So much money
Yes, compared to your Maccas paycheck, your annual salary is huge. But take out taxes. Take out super. Divide the number by 26. Now you’re looking at what your take-home is, and I’m willing to bet it ain’t as plum as that enormous yearly salary looks.
Solution: Wait to see what your paycheck really looks like after the first month. Then draw up a realistic budget, that allows you to have fun (after all, this is your twenties) but also allows you to live a cash life and have some savings.
Purchase a new work wardrobe (and a new wardrobe)
You may feel as if you need an entirely new wardrobe, but be smart about what you buy. A couple of well-designed basics, that you can mix and match, will mean you have a smart looking wardrobe that doesn’t cost a bomb. Think about scarves and handbags (not tones, just a couple) to smarten and mix it up. While you’re at it, don’t buy an entire IKEA to stock up your new pad.

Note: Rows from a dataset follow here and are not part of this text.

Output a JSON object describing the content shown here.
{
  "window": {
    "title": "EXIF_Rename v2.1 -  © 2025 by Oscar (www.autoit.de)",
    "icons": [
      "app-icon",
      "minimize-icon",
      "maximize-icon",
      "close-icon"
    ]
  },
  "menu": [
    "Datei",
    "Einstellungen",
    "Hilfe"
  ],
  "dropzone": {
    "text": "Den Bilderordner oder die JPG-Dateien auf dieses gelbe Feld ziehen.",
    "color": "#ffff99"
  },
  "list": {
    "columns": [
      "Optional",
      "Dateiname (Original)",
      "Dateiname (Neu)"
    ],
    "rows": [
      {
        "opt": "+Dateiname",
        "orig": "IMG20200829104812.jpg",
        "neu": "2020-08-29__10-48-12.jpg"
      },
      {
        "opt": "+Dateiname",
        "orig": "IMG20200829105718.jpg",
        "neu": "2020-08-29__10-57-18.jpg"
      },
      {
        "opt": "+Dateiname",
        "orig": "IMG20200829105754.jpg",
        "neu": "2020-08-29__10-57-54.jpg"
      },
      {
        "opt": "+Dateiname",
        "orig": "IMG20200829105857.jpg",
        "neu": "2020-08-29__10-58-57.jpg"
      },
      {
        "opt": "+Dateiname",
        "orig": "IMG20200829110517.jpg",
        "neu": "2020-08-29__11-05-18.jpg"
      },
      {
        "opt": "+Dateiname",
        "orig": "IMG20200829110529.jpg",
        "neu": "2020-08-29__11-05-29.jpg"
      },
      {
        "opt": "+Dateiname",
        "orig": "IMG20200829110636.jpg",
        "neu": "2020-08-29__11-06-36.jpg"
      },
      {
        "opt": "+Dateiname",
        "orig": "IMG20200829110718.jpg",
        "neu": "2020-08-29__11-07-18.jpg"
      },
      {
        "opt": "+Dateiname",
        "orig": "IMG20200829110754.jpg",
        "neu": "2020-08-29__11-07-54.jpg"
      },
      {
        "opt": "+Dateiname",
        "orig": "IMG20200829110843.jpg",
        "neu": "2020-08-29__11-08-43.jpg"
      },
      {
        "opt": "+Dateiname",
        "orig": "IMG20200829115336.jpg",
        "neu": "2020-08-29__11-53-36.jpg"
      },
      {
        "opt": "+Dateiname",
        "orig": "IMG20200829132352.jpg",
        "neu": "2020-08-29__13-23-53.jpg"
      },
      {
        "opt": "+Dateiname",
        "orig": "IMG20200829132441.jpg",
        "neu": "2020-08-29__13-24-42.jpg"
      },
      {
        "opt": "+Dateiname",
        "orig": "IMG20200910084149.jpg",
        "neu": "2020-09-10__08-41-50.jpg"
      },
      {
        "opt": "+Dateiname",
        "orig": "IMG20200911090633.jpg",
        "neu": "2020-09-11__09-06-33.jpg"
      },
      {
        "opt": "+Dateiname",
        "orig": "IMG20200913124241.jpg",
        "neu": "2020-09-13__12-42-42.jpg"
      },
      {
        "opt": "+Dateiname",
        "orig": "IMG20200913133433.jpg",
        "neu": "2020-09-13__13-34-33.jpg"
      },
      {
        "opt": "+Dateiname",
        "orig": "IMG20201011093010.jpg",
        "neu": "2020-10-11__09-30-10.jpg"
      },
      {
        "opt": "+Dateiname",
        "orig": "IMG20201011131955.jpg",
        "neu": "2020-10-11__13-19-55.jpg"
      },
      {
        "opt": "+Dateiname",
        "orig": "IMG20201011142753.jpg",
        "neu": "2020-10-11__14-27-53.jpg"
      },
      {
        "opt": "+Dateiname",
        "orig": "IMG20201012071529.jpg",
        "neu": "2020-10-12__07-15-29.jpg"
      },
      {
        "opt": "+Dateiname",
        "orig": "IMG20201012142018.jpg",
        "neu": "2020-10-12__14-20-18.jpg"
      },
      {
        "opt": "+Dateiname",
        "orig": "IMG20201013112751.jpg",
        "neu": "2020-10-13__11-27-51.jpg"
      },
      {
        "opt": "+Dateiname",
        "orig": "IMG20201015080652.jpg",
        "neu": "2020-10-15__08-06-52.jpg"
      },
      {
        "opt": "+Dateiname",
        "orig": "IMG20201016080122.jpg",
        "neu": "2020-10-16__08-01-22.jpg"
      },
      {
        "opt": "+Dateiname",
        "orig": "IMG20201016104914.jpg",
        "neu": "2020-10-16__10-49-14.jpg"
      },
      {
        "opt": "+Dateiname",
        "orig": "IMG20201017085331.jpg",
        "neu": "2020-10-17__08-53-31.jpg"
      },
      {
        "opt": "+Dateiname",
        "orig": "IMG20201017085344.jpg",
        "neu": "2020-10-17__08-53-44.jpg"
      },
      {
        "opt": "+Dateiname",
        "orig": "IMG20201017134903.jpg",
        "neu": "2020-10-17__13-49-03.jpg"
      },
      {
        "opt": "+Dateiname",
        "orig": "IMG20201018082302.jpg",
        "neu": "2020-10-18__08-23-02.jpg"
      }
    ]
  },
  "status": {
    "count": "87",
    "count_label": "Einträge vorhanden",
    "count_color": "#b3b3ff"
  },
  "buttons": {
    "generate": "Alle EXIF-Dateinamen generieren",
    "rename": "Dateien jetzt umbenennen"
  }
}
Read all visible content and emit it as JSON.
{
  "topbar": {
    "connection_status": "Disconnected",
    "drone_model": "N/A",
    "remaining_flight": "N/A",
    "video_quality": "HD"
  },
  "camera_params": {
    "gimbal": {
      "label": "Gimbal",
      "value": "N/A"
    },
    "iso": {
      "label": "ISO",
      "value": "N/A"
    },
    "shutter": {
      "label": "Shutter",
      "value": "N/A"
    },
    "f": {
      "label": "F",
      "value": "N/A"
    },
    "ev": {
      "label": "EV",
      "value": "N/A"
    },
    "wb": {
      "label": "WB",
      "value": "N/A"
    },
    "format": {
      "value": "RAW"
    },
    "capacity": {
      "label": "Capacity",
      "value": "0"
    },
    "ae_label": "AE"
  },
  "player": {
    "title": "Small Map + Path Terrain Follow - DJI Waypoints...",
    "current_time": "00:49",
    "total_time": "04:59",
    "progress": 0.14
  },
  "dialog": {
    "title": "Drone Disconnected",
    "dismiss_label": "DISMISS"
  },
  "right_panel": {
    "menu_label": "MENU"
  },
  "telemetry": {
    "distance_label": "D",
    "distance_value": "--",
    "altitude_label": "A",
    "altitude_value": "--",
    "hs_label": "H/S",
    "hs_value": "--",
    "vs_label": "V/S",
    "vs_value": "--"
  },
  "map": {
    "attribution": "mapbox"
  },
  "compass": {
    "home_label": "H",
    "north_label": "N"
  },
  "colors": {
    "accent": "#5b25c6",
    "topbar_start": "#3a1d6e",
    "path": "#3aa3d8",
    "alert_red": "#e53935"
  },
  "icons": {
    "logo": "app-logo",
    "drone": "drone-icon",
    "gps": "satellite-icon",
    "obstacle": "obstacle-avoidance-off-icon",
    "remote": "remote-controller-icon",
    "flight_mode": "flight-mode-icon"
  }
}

Solution: Buy good basics and don’t buy everything you see all at once. Start minimalist on your new apartment and add to it gradually as you work out what the essentials are. Think second-hand and discount as well.
Too young, too free
Just because you’re in your twenties, doesn’t mean that you won’t ever have an emergency or want to retire. Sure you’ve just started you’re first job, but the time to start preparing for leaving the workforce is now.
Solution: Set yourself up now. Contribute extra to your super, and set aside 6 months of expenses in an emergency fund. If you set yourself up properly when you’re in your twenties, things will be a whole lot easier in the long run.
Live like we do
Your friends are lawyers, accountants and fashion designers, and they live like it. You, on the other hand, are a struggling journo or working for community. Don’t march them expense for expense.
Solution: Live according to your salary. They’re your friends, they’ll be happy to make concessions. Don’t feel inferior because you can’t afford designer goods. It’s all trimming anyway.
Leave debt for later
The problem with this is obvious, I guess.
Solution: You’re never going to feel like you have enough money to pay off debt. Do it gradually, and do it consistently.
Use part of all that lovely money you’re getting to get you on your feet, and stay debt-free.